In addition to Mr. Wilson’s engagments as soloist with orchestra in the 2022–23 season, he also performs recitals in Boston and Kansas City. In the summer of 2022, he appeared with the Aspen Chamber Symphony, returned for chamber music performances at the St. Augustine Music Festival, and made his debut on the Maverick Concert Series in Woodstock, New York. He also taught at the Brevard Music Center and Tanglewood Institute. In March 2021, Wilson was appointed to the piano faculty at Bard College Conservatory of Music.

The previous season Mr. Wilson returned as soloist with the Alabama and Nashville Symphony Orchestras, made his debut with the Roanoke Symphony, and returned to the Boulder Philharmonic. He also played the Brahms F minor Piano Quintet witht e Escher String Quartet for Chamber Music Detroit and appeared at the Chamber Music Society of Lincoln Center performing music by Julius Eastman and Clarence Barlow. His performance of Mozart’s Piano Concerto No. 21, K. 467, with the New Jersey Symphony is available on YouTube.

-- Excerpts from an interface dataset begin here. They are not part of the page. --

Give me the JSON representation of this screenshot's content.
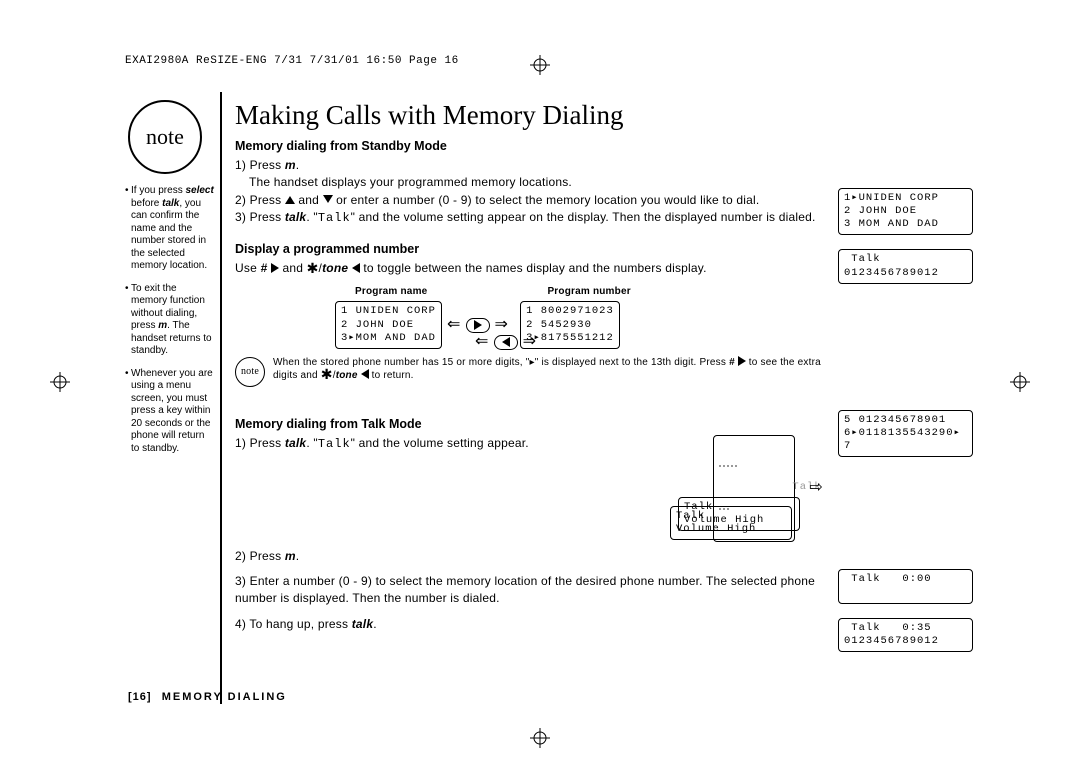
{
  "header_line": "EXAI2980A ReSIZE-ENG 7/31  7/31/01  16:50  Page 16",
  "note_badge": "note",
  "sidebar": {
    "items": [
      "If you press <b><i>select</i></b> before <b><i>talk</i></b>, you can confirm the name and the number stored in the selected memory location.",
      "To exit the memory function without dialing, press <b><i>m</i></b>. The handset returns to standby.",
      "Whenever you are using a menu screen, you must press a key within 20 seconds or the phone will return to standby."
    ]
  },
  "title": "Making Calls with Memory Dialing",
  "section1": {
    "heading": "Memory dialing from Standby Mode",
    "step1a": "Press ",
    "step1b": "The handset displays your programmed memory locations.",
    "step2": "Press __UP__ and __DOWN__ or enter a number (0 - 9) to select the memory location you would like to dial.",
    "step3": "Press <b><i>talk</i></b>. \"<span class='mono'>Talk</span>\" and the volume setting appear on the display. Then the displayed number is dialed."
  },
  "section2": {
    "heading": "Display a programmed number",
    "text": "Use <b><i>#</i></b> __TR__ and <span class='star'>✱</span>/<b><i>tone</i></b> __TL__ to toggle between the names display and the numbers display.",
    "label_name": "Program name",
    "label_number": "Program number",
    "lcd_names": "1 UNIDEN CORP\n2 JOHN DOE\n3▸MOM AND DAD",
    "lcd_numbers": "1 8002971023\n2 5452930\n3▸8175551212",
    "note_text": "When the stored phone number has 15 or more digits, \"▸\" is displayed next to the 13th digit. Press <b><i>#</i></b> __TR__ to see the extra digits and <span class='star'>✱</span>/<b><i>tone</i></b> __TL__ to return."
  },
  "section3": {
    "heading": "Memory dialing from Talk Mode",
    "step1": "Press <b><i>talk</i></b>. \"<span class='mono'>Talk</span>\" and the volume setting appear.",
    "step2": "Press <b><i>m</i></b>.",
    "step3": "Enter a number (0 - 9) to select the memory location of the desired phone number. The selected phone number is displayed. Then the number is dialed.",
    "step4": "To hang up, press <b><i>talk</i></b>.",
    "lcd_talk_fade": "Talk",
    "lcd_talk_vol": "Talk\nVolume High"
  },
  "right_lcds": {
    "a": "1▸UNIDEN CORP\n2 JOHN DOE\n3 MOM AND DAD",
    "b": " Talk\n0123456789012",
    "c": "5 012345678901\n6▸0118135543290▸\n7",
    "d": " Talk   0:00\n ",
    "e": " Talk   0:35\n0123456789012"
  },
  "footer": {
    "pg": "[16]",
    "txt": "MEMORY DIALING"
  }
}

Terrence Wilson has received numerous awards and prizes, including the SONY ES Award for Musical Excellence, an Avery Fisher Career Grant, and the Juilliard Petschek Award. He has also been featured on several radio and television broadcasts, including NPR’s Performance Today, WQXR radio in New York, and programs on the Bravo and Arts & Entertainment networks, public television, and late night network television. In 2011 Mr. Wilson was nominated for a Grammy Award for his world-premiere recording with the Nashville Symphony of Michael Daugherty’s Deus ex Machina with the Nashville Symphony—written for him in 2007. 

Terrence Wilson is a graduate of the Juilliard School, where he studied with Yoheved Kaplinsky. He has also enjoyed the invaluable mentorship of the Romanian pianist and teacher Zitta Zohar. A native of the Bronx, he resides in Montclair, New Jersey.